DATA EXCERPTS:
#####

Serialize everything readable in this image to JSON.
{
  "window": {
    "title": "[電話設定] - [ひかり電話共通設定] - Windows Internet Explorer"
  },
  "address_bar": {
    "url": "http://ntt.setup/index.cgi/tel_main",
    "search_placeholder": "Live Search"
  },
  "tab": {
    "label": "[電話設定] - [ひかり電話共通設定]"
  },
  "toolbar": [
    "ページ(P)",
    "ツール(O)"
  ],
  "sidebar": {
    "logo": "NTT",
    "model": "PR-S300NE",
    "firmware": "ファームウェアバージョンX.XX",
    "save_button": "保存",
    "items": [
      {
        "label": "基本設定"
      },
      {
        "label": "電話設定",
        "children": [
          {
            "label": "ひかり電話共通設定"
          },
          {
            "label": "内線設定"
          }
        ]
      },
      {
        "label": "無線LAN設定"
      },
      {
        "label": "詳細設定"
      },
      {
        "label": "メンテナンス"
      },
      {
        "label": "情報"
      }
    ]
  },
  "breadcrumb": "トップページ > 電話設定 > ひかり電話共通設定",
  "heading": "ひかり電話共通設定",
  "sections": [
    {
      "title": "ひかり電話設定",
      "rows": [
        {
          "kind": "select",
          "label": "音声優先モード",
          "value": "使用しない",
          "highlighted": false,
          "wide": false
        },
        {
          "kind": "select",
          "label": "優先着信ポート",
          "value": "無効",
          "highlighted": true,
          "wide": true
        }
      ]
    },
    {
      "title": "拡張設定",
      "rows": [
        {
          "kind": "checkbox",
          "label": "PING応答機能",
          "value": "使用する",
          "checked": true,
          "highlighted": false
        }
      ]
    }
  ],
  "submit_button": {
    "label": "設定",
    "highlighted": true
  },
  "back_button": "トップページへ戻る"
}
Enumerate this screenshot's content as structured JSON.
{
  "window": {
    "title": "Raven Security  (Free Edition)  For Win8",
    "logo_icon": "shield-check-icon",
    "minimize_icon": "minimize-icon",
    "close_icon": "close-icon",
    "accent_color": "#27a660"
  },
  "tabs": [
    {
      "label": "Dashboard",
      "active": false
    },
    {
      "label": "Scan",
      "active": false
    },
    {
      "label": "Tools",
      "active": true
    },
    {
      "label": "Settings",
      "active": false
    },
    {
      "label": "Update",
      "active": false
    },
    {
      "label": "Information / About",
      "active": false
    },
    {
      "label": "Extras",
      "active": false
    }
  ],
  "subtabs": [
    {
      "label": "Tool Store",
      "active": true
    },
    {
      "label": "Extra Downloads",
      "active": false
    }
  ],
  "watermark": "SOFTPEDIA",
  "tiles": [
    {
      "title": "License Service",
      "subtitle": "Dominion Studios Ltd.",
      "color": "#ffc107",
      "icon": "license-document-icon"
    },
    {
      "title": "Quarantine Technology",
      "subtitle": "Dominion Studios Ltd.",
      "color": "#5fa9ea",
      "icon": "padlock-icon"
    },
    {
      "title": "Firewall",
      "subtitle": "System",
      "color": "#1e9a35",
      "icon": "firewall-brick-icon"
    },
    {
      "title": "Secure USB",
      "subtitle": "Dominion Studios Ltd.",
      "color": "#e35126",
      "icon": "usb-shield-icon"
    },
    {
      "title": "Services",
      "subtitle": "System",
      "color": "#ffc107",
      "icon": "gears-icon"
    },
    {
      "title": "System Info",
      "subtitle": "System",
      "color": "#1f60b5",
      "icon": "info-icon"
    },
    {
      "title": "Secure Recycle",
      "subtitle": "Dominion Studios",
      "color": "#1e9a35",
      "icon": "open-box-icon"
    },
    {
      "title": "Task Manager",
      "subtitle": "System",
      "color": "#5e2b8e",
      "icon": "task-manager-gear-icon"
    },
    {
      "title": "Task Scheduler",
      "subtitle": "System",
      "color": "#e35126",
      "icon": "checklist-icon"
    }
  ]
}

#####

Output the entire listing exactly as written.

Serialize everything readable in this image to JSON.
{
  "window": {
    "title": "[電話設定] - [ひかり電話共通設定] - Windows Internet Explorer"
  },
  "address_bar": {
    "url": "http://ntt.setup/index.cgi/tel_main",
    "search_placeholder": "Live Search"
  },
  "tab": {
    "label": "[電話設定] - [ひかり電話共通設定]"
  },
  "toolbar": [
    "ページ(P)",
    "ツール(O)"
  ],
  "sidebar": {
    "logo": "NTT",
    "model": "PR-S300NE",
    "firmware": "ファームウェアバージョンX.XX",
    "save_button": "保存",
    "items": [
      {
        "label": "基本設定"
      },
      {
        "label": "電話設定",
        "children": [
          {
            "label": "ひかり電話共通設定"
          },
          {
            "label": "内線設定"
          }
        ]
      },
      {
        "label": "無線LAN設定"
      },
      {
        "label": "詳細設定"
      },
      {
        "label": "メンテナンス"
      },
      {
        "label": "情報"
      }
    ]
  },
  "breadcrumb": "トップページ > 電話設定 > ひかり電話共通設定",
  "heading": "ひかり電話共通設定",
  "sections": [
    {
      "title": "ひかり電話設定",
      "rows": [
        {
          "kind": "select",
          "label": "音声優先モード",
          "value": "使用しない",
          "highlighted": false,
          "wide": false
        },
        {
          "kind": "select",
          "label": "優先着信ポート",
          "value": "無効",
          "highlighted": true,
          "wide": true
        }
      ]
    },
    {
      "title": "拡張設定",
      "rows": [
        {
          "kind": "checkbox",
          "label": "PING応答機能",
          "value": "使用する",
          "checked": true,
          "highlighted": false
        }
      ]
    }
  ],
  "submit_button": {
    "label": "設定",
    "highlighted": true
  },
  "back_button": "トップページへ戻る"
}
Enumerate this screenshot's content as structured JSON.
{
  "window": {
    "title": "Raven Security  (Free Edition)  For Win8",
    "logo_icon": "shield-check-icon",
    "minimize_icon": "minimize-icon",
    "close_icon": "close-icon",
    "accent_color": "#27a660"
  },
  "tabs": [
    {
      "label": "Dashboard",
      "active": false
    },
    {
      "label": "Scan",
      "active": false
    },
    {
      "label": "Tools",
      "active": true
    },
    {
      "label": "Settings",
      "active": false
    },
    {
      "label": "Update",
      "active": false
    },
    {
      "label": "Information / About",
      "active": false
    },
    {
      "label": "Extras",
      "active": false
    }
  ],
  "subtabs": [
    {
      "label": "Tool Store",
      "active": true
    },
    {
      "label": "Extra Downloads",
      "active": false
    }
  ],
  "watermark": "SOFTPEDIA",
  "tiles": [
    {
      "title": "License Service",
      "subtitle": "Dominion Studios Ltd.",
      "color": "#ffc107",
      "icon": "license-document-icon"
    },
    {
      "title": "Quarantine Technology",
      "subtitle": "Dominion Studios Ltd.",
      "color": "#5fa9ea",
      "icon": "padlock-icon"
    },
    {
      "title": "Firewall",
      "subtitle": "System",
      "color": "#1e9a35",
      "icon": "firewall-brick-icon"
    },
    {
      "title": "Secure USB",
      "subtitle": "Dominion Studios Ltd.",
      "color": "#e35126",
      "icon": "usb-shield-icon"
    },
    {
      "title": "Services",
      "subtitle": "System",
      "color": "#ffc107",
      "icon": "gears-icon"
    },
    {
      "title": "System Info",
      "subtitle": "System",
      "color": "#1f60b5",
      "icon": "info-icon"
    },
    {
      "title": "Secure Recycle",
      "subtitle": "Dominion Studios",
      "color": "#1e9a35",
      "icon": "open-box-icon"
    },
    {
      "title": "Task Manager",
      "subtitle": "System",
      "color": "#5e2b8e",
      "icon": "task-manager-gear-icon"
    },
    {
      "title": "Task Scheduler",
      "subtitle": "System",
      "color": "#e35126",
      "icon": "checklist-icon"
    }
  ]
}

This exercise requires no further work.